=== Begin Enclosure ===
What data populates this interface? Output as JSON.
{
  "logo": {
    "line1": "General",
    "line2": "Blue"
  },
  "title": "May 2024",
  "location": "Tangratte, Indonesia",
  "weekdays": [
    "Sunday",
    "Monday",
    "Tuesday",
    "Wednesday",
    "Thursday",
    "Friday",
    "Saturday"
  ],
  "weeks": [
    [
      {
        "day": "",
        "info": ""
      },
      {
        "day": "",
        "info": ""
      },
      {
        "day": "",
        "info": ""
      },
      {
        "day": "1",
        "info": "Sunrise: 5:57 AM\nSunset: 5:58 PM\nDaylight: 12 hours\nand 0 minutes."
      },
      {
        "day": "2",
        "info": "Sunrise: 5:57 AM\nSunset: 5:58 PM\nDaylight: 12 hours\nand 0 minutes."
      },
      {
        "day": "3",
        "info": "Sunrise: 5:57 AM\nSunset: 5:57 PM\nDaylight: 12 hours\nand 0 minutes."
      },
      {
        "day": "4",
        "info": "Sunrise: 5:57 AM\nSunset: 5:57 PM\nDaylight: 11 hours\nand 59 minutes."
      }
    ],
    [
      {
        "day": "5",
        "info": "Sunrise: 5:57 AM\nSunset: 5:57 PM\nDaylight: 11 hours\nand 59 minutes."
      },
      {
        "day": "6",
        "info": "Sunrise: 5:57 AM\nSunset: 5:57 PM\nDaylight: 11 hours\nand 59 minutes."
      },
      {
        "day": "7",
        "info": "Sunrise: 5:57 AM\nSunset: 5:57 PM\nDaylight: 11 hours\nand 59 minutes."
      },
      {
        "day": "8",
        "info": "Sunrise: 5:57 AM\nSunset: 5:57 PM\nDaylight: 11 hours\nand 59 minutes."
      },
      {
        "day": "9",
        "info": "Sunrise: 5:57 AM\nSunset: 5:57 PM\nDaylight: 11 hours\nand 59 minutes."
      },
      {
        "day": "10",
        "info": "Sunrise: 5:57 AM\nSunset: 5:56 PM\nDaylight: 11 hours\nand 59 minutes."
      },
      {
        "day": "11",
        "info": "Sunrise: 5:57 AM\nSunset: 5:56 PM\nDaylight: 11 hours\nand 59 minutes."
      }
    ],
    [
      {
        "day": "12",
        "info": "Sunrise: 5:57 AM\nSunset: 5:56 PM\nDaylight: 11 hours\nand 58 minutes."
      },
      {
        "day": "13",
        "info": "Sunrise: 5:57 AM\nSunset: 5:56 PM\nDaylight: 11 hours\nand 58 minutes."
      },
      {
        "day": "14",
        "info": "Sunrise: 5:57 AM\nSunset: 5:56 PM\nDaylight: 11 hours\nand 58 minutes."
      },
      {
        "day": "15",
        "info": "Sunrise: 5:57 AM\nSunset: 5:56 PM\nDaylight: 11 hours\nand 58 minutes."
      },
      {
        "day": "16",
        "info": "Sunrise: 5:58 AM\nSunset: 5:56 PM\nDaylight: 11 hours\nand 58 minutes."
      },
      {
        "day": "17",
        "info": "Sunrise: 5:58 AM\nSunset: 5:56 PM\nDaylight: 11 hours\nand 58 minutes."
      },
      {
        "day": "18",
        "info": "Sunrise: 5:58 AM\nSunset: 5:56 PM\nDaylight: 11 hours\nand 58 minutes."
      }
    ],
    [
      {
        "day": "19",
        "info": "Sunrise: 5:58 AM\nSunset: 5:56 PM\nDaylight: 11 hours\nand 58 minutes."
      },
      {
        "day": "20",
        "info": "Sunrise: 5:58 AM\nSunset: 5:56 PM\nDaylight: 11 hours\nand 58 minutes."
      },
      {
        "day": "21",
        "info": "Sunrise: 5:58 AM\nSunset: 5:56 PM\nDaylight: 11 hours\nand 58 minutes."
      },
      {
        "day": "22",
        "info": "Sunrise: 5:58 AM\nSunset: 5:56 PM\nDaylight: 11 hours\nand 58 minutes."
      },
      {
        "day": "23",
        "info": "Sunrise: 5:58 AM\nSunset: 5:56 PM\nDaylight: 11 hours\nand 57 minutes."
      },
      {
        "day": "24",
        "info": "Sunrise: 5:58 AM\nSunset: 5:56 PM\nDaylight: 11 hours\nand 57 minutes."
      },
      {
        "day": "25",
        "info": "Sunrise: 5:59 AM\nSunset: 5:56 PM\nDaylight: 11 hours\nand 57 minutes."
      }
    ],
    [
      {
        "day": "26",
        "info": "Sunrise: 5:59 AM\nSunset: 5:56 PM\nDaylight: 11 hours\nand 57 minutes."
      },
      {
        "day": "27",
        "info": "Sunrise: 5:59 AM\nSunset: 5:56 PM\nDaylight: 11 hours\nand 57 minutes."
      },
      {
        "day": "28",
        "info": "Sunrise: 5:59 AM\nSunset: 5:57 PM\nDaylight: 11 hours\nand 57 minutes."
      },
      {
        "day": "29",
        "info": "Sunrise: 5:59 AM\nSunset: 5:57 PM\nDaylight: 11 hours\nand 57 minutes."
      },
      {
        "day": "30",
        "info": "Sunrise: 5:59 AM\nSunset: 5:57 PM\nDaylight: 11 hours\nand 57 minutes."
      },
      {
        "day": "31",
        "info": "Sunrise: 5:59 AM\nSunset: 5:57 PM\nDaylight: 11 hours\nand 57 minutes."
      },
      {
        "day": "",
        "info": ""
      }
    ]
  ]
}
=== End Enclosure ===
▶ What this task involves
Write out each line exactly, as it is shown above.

▶ Written answer
What data populates this interface? Output as JSON.
{
  "logo": {
    "line1": "General",
    "line2": "Blue"
  },
  "title": "May 2024",
  "location": "Tangratte, Indonesia",
  "weekdays": [
    "Sunday",
    "Monday",
    "Tuesday",
    "Wednesday",
    "Thursday",
    "Friday",
    "Saturday"
  ],
  "weeks": [
    [
      {
        "day": "",
        "info": ""
      },
      {
        "day": "",
        "info": ""
      },
      {
        "day": "",
        "info": ""
      },
      {
        "day": "1",
        "info": "Sunrise: 5:57 AM\nSunset: 5:58 PM\nDaylight: 12 hours\nand 0 minutes."
      },
      {
        "day": "2",
        "info": "Sunrise: 5:57 AM\nSunset: 5:58 PM\nDaylight: 12 hours\nand 0 minutes."
      },
      {
        "day": "3",
        "info": "Sunrise: 5:57 AM\nSunset: 5:57 PM\nDaylight: 12 hours\nand 0 minutes."
      },
      {
        "day": "4",
        "info": "Sunrise: 5:57 AM\nSunset: 5:57 PM\nDaylight: 11 hours\nand 59 minutes."
      }
    ],
    [
      {
        "day": "5",
        "info": "Sunrise: 5:57 AM\nSunset: 5:57 PM\nDaylight: 11 hours\nand 59 minutes."
      },
      {
        "day": "6",
        "info": "Sunrise: 5:57 AM\nSunset: 5:57 PM\nDaylight: 11 hours\nand 59 minutes."
      },
      {
        "day": "7",
        "info": "Sunrise: 5:57 AM\nSunset: 5:57 PM\nDaylight: 11 hours\nand 59 minutes."
      },
      {
        "day": "8",
        "info": "Sunrise: 5:57 AM\nSunset: 5:57 PM\nDaylight: 11 hours\nand 59 minutes."
      },
      {
        "day": "9",
        "info": "Sunrise: 5:57 AM\nSunset: 5:57 PM\nDaylight: 11 hours\nand 59 minutes."
      },
      {
        "day": "10",
        "info": "Sunrise: 5:57 AM\nSunset: 5:56 PM\nDaylight: 11 hours\nand 59 minutes."
      },
      {
        "day": "11",
        "info": "Sunrise: 5:57 AM\nSunset: 5:56 PM\nDaylight: 11 hours\nand 59 minutes."
      }
    ],
    [
      {
        "day": "12",
        "info": "Sunrise: 5:57 AM\nSunset: 5:56 PM\nDaylight: 11 hours\nand 58 minutes."
      },
      {
        "day": "13",
        "info": "Sunrise: 5:57 AM\nSunset: 5:56 PM\nDaylight: 11 hours\nand 58 minutes."
      },
      {
        "day": "14",
        "info": "Sunrise: 5:57 AM\nSunset: 5:56 PM\nDaylight: 11 hours\nand 58 minutes."
      },
      {
        "day": "15",
        "info": "Sunrise: 5:57 AM\nSunset: 5:56 PM\nDaylight: 11 hours\nand 58 minutes."
      },
      {
        "day": "16",
        "info": "Sunrise: 5:58 AM\nSunset: 5:56 PM\nDaylight: 11 hours\nand 58 minutes."
      },
      {
        "day": "17",
        "info": "Sunrise: 5:58 AM\nSunset: 5:56 PM\nDaylight: 11 hours\nand 58 minutes."
      },
      {
        "day": "18",
        "info": "Sunrise: 5:58 AM\nSunset: 5:56 PM\nDaylight: 11 hours\nand 58 minutes."
      }
    ],
    [
      {
        "day": "19",
        "info": "Sunrise: 5:58 AM\nSunset: 5:56 PM\nDaylight: 11 hours\nand 58 minutes."
      },
      {
        "day": "20",
        "info": "Sunrise: 5:58 AM\nSunset: 5:56 PM\nDaylight: 11 hours\nand 58 minutes."
      },
      {
        "day": "21",
        "info": "Sunrise: 5:58 AM\nSunset: 5:56 PM\nDaylight: 11 hours\nand 58 minutes."
      },
      {
        "day": "22",
        "info": "Sunrise: 5:58 AM\nSunset: 5:56 PM\nDaylight: 11 hours\nand 58 minutes."
      },
      {
        "day": "23",
        "info": "Sunrise: 5:58 AM\nSunset: 5:56 PM\nDaylight: 11 hours\nand 57 minutes."
      },
      {
        "day": "24",
        "info": "Sunrise: 5:58 AM\nSunset: 5:56 PM\nDaylight: 11 hours\nand 57 minutes."
      },
      {
        "day": "25",
        "info": "Sunrise: 5:59 AM\nSunset: 5:56 PM\nDaylight: 11 hours\nand 57 minutes."
      }
    ],
    [
      {
        "day": "26",
        "info": "Sunrise: 5:59 AM\nSunset: 5:56 PM\nDaylight: 11 hours\nand 57 minutes."
      },
      {
        "day": "27",
        "info": "Sunrise: 5:59 AM\nSunset: 5:56 PM\nDaylight: 11 hours\nand 57 minutes."
      },
      {
        "day": "28",
        "info": "Sunrise: 5:59 AM\nSunset: 5:57 PM\nDaylight: 11 hours\nand 57 minutes."
      },
      {
        "day": "29",
        "info": "Sunrise: 5:59 AM\nSunset: 5:57 PM\nDaylight: 11 hours\nand 57 minutes."
      },
      {
        "day": "30",
        "info": "Sunrise: 5:59 AM\nSunset: 5:57 PM\nDaylight: 11 hours\nand 57 minutes."
      },
      {
        "day": "31",
        "info": "Sunrise: 5:59 AM\nSunset: 5:57 PM\nDaylight: 11 hours\nand 57 minutes."
      },
      {
        "day": "",
        "info": ""
      }
    ]
  ]
}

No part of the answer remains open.